Building a stockpile is a great way to give your family an advantage when hard times hit, or when life just plain gets busy. Having food on hand can give you a sense of security and allow you to provide for your family no matter what happens. Stockpiles are great for lowering your food costs and building a more sustainable food budget, and simply for making it easy to find a meal in a hurry. Getting started with building your stockpile can be easier than you think.
Building A Stockpile
The best way to start building a stockpile is to set aside a specific amount of your grocery budget to spend each week, fortnight or month, depending on when you do your grocery shopping. Even $5 or $10 a month can go a long way to increasing your stockpile. Only spend what you can afford and buy items that you know your family are going to use.
Make a list of items your family goes through daily, weekly, and monthly. Meal planning is also a great way to save money and help with knowing what items you will use and can add to your stockpile.
List everyone in the homes favourite foods, and snacks to give you an idea of the things you need to help build a stockpile that will get plenty of use on a daily basis as well as in a situation when things you need are not available. As you will need to eat through your stockpile before your products go stale or expire, only stock amounts of products that you know your family will be able to use in a reasonable time. If you have to throw something out because you never got round to using it, it is not a bargain.
Look to see when items you use go on sale. These items will get plenty of use in your stockpile and when found on sale will be able to lower your overall food costs. As you save money on groceries you will have more of a budget to shop for items to add to your stockpile. Check the sales often at all local stores using online flyers or catalogues before heading to the store to buy what you need. Keeping and following a shopping list is a must when you are sticking to a budget.
Work on pantry items first. These will last longer in your stockpile and can help keep your family fed even if the power goes out for a some length of time or when a storm sweeps through. Stocking the pantry first gives you the most flexibility in finding items on sale.
Take advantage of bulk deals on items ranging from the larger packages of flour and sugar to family packs of meat that can be divided and stored for your family at a lower price per pound/kilogram than buying smaller packages. This can add up fast and allow you to take advantage of the best sale deals available in most grocery stores where larger family size packages are discounted.
Once you have run out of room to store your pantry and non-perishable stockpile you can begin to start storing items that your family uses often in your freezer. Though be careful with this, as when the power goes out, this will affect your freezer and the supplies you have stored in it.
Apart from stocking foods, consider other household items your family uses, such as:
- First aid supplies and medication
- Pet food
- Candles and matches
- Cleaning supplies
- Shampoo and conditioner
- Soap – dish, hand and laundry
- Toilet paper
- Tissues and paper towels
- Diapers and wipes
Storing A Stockpile
It is important to store your stockpile properly to keep pests at bay.
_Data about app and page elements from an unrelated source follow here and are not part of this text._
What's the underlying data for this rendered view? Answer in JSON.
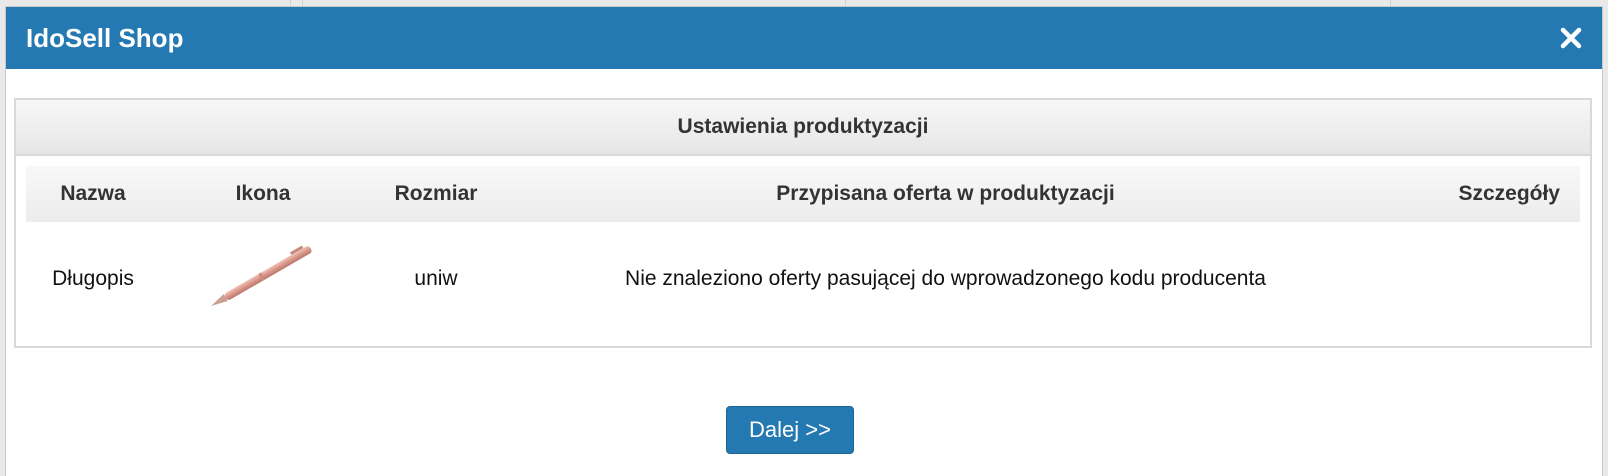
{
  "modal": {
    "title": "IdoSell Shop",
    "close_icon": "close-icon"
  },
  "panel": {
    "heading": "Ustawienia produktyzacji",
    "columns": [
      "Nazwa",
      "Ikona",
      "Rozmiar",
      "Przypisana oferta w produktyzacji",
      "Szczegóły"
    ],
    "rows": [
      {
        "name": "Długopis",
        "icon": "pen-product-image",
        "size": "uniw",
        "offer": "Nie znaleziono oferty pasującej do wprowadzonego kodu producenta",
        "details": ""
      }
    ]
  },
  "footer": {
    "next_label": "Dalej >>"
  },
  "colors": {
    "header": "#2479b2",
    "button": "#2479b2"
  }
}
When you are considering places to store your supplies, consider if storage containers are needed. To avoid pests, things such as rice, flour, nuts, seeds, pasta, cereals that pantry moths or other bugs enjoy, should be frozen for 24 hours before you store it in the pantry. Freezing will kill any eggs and prevent them from hatching.
Store like products together. If you don’t have a large pantry, try cleaning out a cupboard somewhere in your house, like a linen cupboard to store your pantry items in there. Shelf stable items may be spread around the house, taking advantage of extra storage space like under beds. Even build your own shelves in an area of your house if you are able to. Being able to see and easily access what you have makes using it a lot easier.
Items such as cheese, meats, and products that you use often can be frozen for long term storage. This is a great way to store eggs, milk, bread and other items your family would have a hard time going without should you find yourself unable to shop.
Lastly, make sure to rotate your products. When adding newly purchased ones, add them to the back, bringing the previously purchased items, with the earliest use-by-dates to the front, ready to be used first.
Organising A Stockpile
Keeping your stockpile organised is a must. Organising your stockpile from day one will help make it easy to keep on top of what you have and what you need to look for on sale. It will also help you use up things with a shorter expiration date first, so you are not disposing of things because they have been forgotten about and expired. Most often, keeping a list of what you have can go a long way in keeping your stockpile organised.
Remember, building a stockpile doesn’t happen overnight. It takes time. Be prepared to invest some time into searching for good deals as it takes time to learn how and where to find the best deals.